Scan the material that follows. Copy every line containing the word "build".

> Records for this task:
--------
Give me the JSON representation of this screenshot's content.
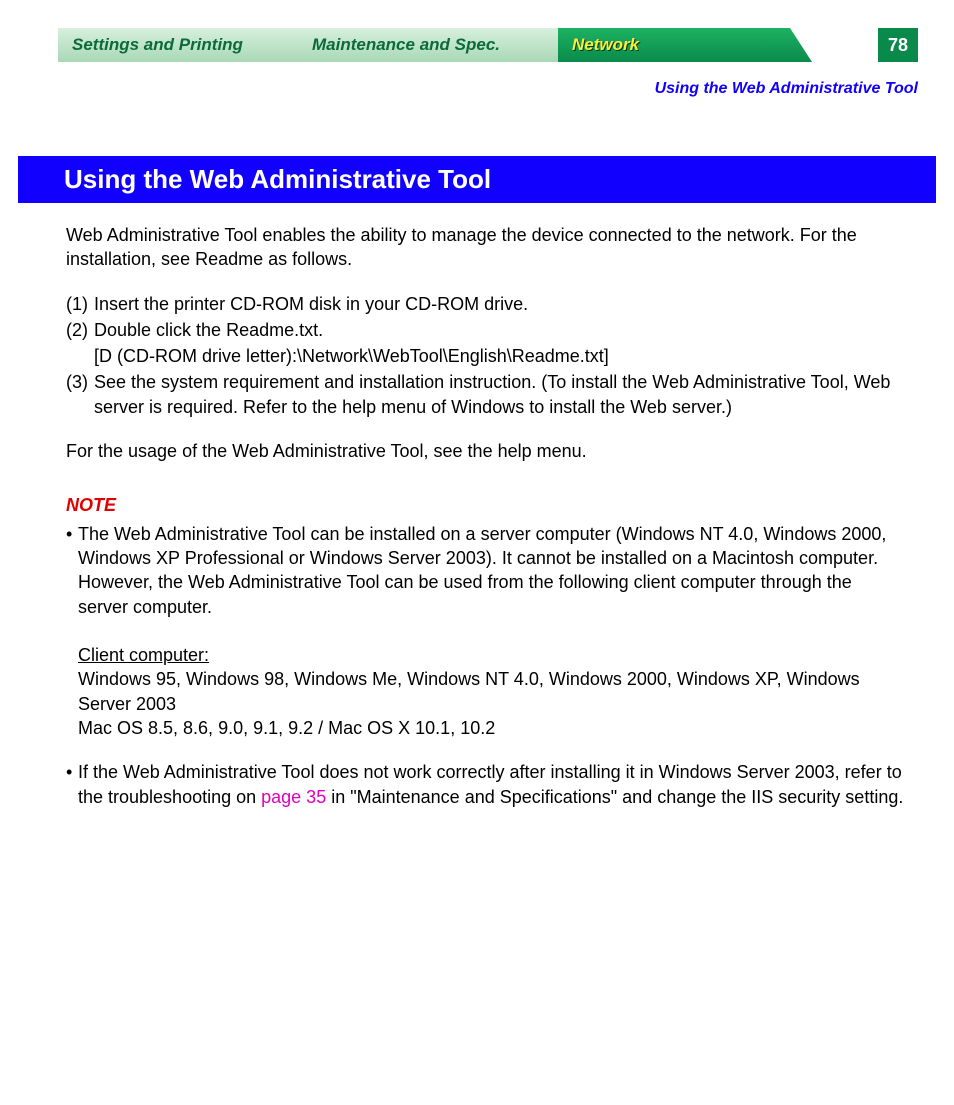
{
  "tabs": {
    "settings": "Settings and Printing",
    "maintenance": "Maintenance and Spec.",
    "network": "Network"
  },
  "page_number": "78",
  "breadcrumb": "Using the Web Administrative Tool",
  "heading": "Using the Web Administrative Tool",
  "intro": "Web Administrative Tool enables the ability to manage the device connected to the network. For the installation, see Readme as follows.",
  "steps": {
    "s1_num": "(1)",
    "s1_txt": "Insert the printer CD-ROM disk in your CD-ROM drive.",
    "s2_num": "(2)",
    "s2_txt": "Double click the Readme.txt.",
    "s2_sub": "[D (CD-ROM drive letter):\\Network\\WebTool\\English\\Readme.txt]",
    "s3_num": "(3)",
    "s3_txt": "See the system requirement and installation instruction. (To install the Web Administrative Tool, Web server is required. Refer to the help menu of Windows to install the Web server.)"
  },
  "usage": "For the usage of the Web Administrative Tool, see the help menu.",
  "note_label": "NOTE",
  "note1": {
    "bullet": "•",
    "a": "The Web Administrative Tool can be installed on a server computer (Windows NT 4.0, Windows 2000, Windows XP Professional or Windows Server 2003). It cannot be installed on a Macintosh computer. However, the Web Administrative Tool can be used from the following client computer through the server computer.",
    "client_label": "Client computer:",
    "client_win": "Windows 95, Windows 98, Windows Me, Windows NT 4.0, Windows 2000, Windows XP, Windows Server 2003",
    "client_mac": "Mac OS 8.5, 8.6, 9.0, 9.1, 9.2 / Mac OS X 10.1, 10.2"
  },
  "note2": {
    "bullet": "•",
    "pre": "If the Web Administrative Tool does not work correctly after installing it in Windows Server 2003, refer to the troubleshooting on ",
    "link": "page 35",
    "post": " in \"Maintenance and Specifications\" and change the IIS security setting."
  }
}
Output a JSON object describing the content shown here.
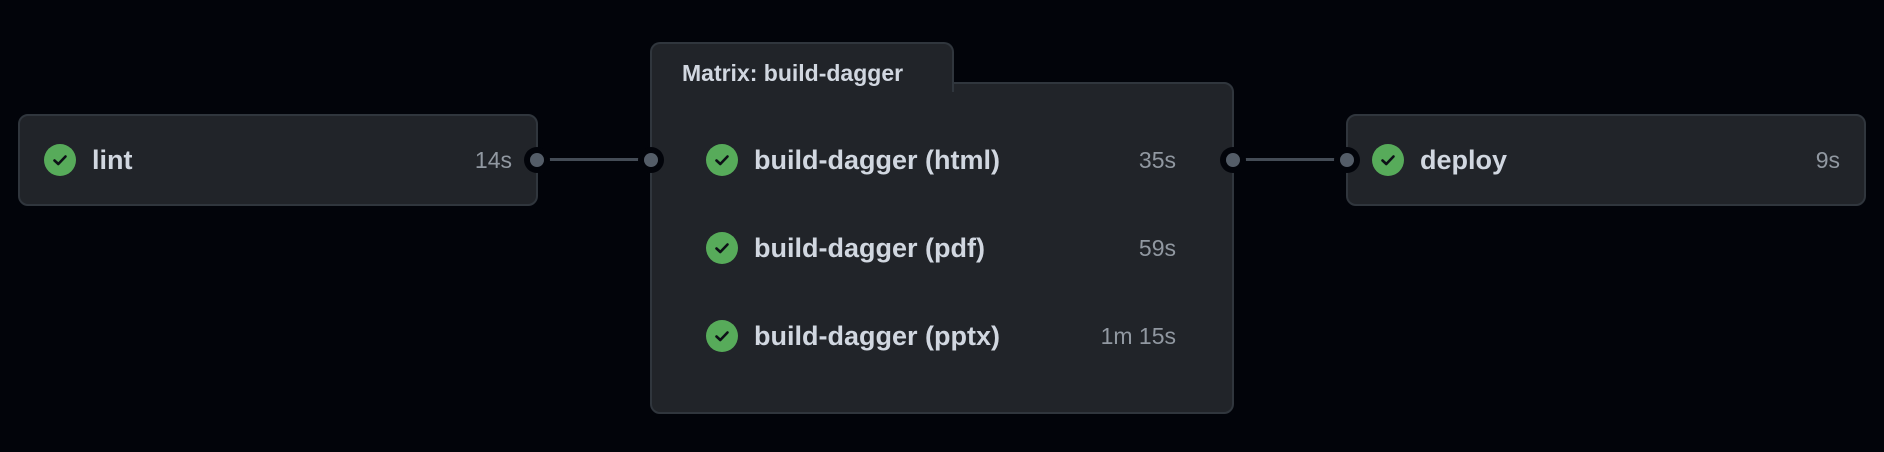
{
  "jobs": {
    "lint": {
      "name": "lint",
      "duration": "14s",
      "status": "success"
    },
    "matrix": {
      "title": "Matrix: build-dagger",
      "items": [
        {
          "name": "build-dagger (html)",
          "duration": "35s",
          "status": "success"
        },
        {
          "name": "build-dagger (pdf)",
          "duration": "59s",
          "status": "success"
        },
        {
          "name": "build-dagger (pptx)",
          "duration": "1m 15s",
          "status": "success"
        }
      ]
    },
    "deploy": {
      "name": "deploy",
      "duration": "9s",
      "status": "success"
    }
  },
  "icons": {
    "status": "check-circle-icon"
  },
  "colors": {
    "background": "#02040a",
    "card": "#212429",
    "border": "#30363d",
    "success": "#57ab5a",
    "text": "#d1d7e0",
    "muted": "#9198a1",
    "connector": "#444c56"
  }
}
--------
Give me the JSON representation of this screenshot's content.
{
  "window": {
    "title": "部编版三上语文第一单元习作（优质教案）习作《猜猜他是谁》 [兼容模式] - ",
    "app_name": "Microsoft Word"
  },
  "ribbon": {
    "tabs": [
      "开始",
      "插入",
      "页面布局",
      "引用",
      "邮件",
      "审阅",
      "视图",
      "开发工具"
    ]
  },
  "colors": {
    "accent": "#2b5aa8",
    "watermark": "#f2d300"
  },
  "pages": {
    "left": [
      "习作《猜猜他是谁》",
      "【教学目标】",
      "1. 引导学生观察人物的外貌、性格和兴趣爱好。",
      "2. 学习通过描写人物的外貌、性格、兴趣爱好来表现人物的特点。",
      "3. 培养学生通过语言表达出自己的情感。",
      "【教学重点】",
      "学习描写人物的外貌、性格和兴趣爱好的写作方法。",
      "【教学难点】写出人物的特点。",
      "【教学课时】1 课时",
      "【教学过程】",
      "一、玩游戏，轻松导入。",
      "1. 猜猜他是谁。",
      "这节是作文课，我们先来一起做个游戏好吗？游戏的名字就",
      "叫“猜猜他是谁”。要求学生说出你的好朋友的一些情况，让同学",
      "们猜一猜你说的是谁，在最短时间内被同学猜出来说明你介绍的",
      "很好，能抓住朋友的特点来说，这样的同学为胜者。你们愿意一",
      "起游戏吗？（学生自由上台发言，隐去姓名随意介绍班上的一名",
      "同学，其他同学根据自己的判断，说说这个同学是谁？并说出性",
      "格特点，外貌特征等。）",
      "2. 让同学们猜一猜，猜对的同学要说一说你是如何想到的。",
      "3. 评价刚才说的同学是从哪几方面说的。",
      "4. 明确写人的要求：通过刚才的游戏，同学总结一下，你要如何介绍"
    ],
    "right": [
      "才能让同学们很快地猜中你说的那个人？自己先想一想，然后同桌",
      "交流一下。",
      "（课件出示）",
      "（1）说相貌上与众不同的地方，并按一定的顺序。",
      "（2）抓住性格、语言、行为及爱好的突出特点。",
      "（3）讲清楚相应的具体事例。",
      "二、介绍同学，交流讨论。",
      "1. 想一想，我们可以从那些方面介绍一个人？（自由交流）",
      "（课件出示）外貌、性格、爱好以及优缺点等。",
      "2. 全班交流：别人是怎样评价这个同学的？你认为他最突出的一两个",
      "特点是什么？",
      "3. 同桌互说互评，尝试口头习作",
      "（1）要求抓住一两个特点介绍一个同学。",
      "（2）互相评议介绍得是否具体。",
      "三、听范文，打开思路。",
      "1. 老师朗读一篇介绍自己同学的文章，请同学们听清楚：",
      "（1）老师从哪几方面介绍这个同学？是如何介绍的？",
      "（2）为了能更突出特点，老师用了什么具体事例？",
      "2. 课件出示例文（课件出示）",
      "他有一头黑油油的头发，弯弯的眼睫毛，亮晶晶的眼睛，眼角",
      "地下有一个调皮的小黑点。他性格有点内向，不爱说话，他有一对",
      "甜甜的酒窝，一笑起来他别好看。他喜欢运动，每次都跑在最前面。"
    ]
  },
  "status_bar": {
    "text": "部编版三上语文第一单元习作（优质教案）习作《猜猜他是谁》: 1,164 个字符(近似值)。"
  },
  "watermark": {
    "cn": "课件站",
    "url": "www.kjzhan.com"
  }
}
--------
> Exercise answer:
      "title": "Matrix: build-dagger",
          "name": "build-dagger (html)",
          "name": "build-dagger (pdf)",
          "name": "build-dagger (pptx)",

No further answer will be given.